BEGIN The data

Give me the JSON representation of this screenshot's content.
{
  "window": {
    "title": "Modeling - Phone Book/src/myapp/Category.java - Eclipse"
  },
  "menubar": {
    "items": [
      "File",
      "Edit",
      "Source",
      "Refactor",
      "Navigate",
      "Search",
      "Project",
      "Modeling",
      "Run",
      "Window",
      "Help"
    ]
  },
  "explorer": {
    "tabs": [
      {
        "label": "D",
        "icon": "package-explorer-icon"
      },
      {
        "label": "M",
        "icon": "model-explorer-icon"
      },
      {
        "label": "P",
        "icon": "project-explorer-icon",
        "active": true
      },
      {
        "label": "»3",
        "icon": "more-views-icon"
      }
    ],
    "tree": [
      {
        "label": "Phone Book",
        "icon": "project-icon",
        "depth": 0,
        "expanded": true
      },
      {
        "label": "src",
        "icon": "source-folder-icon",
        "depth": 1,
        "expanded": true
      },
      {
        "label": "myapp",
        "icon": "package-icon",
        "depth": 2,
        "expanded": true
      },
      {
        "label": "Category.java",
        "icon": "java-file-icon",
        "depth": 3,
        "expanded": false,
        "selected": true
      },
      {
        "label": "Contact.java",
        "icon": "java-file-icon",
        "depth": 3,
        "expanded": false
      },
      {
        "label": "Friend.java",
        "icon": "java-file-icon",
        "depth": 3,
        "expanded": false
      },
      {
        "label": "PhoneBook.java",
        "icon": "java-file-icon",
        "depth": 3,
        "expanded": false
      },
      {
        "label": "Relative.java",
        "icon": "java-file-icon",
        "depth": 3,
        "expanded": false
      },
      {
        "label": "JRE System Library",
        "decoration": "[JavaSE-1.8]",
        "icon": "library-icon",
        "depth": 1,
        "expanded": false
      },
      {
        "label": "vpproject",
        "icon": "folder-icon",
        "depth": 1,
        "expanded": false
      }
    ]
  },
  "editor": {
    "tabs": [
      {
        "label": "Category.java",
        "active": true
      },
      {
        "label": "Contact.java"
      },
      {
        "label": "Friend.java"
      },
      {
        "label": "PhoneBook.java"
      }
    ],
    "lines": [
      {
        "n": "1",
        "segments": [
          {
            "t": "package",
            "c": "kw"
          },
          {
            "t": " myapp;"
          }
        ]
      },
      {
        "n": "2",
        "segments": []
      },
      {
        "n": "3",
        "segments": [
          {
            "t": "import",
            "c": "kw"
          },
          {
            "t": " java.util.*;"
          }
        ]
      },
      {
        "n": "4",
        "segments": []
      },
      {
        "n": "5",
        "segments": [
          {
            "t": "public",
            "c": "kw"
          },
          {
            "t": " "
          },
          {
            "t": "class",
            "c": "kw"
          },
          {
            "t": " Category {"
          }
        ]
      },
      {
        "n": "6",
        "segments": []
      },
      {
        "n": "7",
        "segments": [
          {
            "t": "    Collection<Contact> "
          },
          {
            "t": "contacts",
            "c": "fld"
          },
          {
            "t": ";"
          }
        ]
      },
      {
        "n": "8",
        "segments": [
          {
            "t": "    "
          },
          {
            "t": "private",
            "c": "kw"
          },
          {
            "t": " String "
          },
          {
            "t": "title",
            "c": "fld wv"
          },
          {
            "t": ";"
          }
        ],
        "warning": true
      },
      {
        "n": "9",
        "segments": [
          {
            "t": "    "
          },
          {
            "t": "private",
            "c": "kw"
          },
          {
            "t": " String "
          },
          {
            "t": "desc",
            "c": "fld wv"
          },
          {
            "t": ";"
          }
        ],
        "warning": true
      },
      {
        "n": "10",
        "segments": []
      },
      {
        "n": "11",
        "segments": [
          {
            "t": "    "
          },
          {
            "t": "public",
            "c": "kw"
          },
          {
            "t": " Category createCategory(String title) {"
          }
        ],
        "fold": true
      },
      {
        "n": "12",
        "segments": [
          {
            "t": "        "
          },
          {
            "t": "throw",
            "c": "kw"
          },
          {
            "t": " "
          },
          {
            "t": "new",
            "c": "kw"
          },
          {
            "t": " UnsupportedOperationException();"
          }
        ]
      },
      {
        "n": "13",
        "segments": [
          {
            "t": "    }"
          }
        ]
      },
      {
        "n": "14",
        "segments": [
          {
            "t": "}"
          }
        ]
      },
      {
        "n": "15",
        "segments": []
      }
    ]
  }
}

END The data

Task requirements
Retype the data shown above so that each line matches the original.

Your response
Give me the JSON representation of this screenshot's content.
{
  "window": {
    "title": "Modeling - Phone Book/src/myapp/Category.java - Eclipse"
  },
  "menubar": {
    "items": [
      "File",
      "Edit",
      "Source",
      "Refactor",
      "Navigate",
      "Search",
      "Project",
      "Modeling",
      "Run",
      "Window",
      "Help"
    ]
  },
  "explorer": {
    "tabs": [
      {
        "label": "D",
        "icon": "package-explorer-icon"
      },
      {
        "label": "M",
        "icon": "model-explorer-icon"
      },
      {
        "label": "P",
        "icon": "project-explorer-icon",
        "active": true
      },
      {
        "label": "»3",
        "icon": "more-views-icon"
      }
    ],
    "tree": [
      {
        "label": "Phone Book",
        "icon": "project-icon",
        "depth": 0,
        "expanded": true
      },
      {
        "label": "src",
        "icon": "source-folder-icon",
        "depth": 1,
        "expanded": true
      },
      {
        "label": "myapp",
        "icon": "package-icon",
        "depth": 2,
        "expanded": true
      },
      {
        "label": "Category.java",
        "icon": "java-file-icon",
        "depth": 3,
        "expanded": false,
        "selected": true
      },
      {
        "label": "Contact.java",
        "icon": "java-file-icon",
        "depth": 3,
        "expanded": false
      },
      {
        "label": "Friend.java",
        "icon": "java-file-icon",
        "depth": 3,
        "expanded": false
      },
      {
        "label": "PhoneBook.java",
        "icon": "java-file-icon",
        "depth": 3,
        "expanded": false
      },
      {
        "label": "Relative.java",
        "icon": "java-file-icon",
        "depth": 3,
        "expanded": false
      },
      {
        "label": "JRE System Library",
        "decoration": "[JavaSE-1.8]",
        "icon": "library-icon",
        "depth": 1,
        "expanded": false
      },
      {
        "label": "vpproject",
        "icon": "folder-icon",
        "depth": 1,
        "expanded": false
      }
    ]
  },
  "editor": {
    "tabs": [
      {
        "label": "Category.java",
        "active": true
      },
      {
        "label": "Contact.java"
      },
      {
        "label": "Friend.java"
      },
      {
        "label": "PhoneBook.java"
      }
    ],
    "lines": [
      {
        "n": "1",
        "segments": [
          {
            "t": "package",
            "c": "kw"
          },
          {
            "t": " myapp;"
          }
        ]
      },
      {
        "n": "2",
        "segments": []
      },
      {
        "n": "3",
        "segments": [
          {
            "t": "import",
            "c": "kw"
          },
          {
            "t": " java.util.*;"
          }
        ]
      },
      {
        "n": "4",
        "segments": []
      },
      {
        "n": "5",
        "segments": [
          {
            "t": "public",
            "c": "kw"
          },
          {
            "t": " "
          },
          {
            "t": "class",
            "c": "kw"
          },
          {
            "t": " Category {"
          }
        ]
      },
      {
        "n": "6",
        "segments": []
      },
      {
        "n": "7",
        "segments": [
          {
            "t": "    Collection<Contact> "
          },
          {
            "t": "contacts",
            "c": "fld"
          },
          {
            "t": ";"
          }
        ]
      },
      {
        "n": "8",
        "segments": [
          {
            "t": "    "
          },
          {
            "t": "private",
            "c": "kw"
          },
          {
            "t": " String "
          },
          {
            "t": "title",
            "c": "fld wv"
          },
          {
            "t": ";"
          }
        ],
        "warning": true
      },
      {
        "n": "9",
        "segments": [
          {
            "t": "    "
          },
          {
            "t": "private",
            "c": "kw"
          },
          {
            "t": " String "
          },
          {
            "t": "desc",
            "c": "fld wv"
          },
          {
            "t": ";"
          }
        ],
        "warning": true
      },
      {
        "n": "10",
        "segments": []
      },
      {
        "n": "11",
        "segments": [
          {
            "t": "    "
          },
          {
            "t": "public",
            "c": "kw"
          },
          {
            "t": " Category createCategory(String title) {"
          }
        ],
        "fold": true
      },
      {
        "n": "12",
        "segments": [
          {
            "t": "        "
          },
          {
            "t": "throw",
            "c": "kw"
          },
          {
            "t": " "
          },
          {
            "t": "new",
            "c": "kw"
          },
          {
            "t": " UnsupportedOperationException();"
          }
        ]
      },
      {
        "n": "13",
        "segments": [
          {
            "t": "    }"
          }
        ]
      },
      {
        "n": "14",
        "segments": [
          {
            "t": "}"
          }
        ]
      },
      {
        "n": "15",
        "segments": []
      }
    ]
  }
}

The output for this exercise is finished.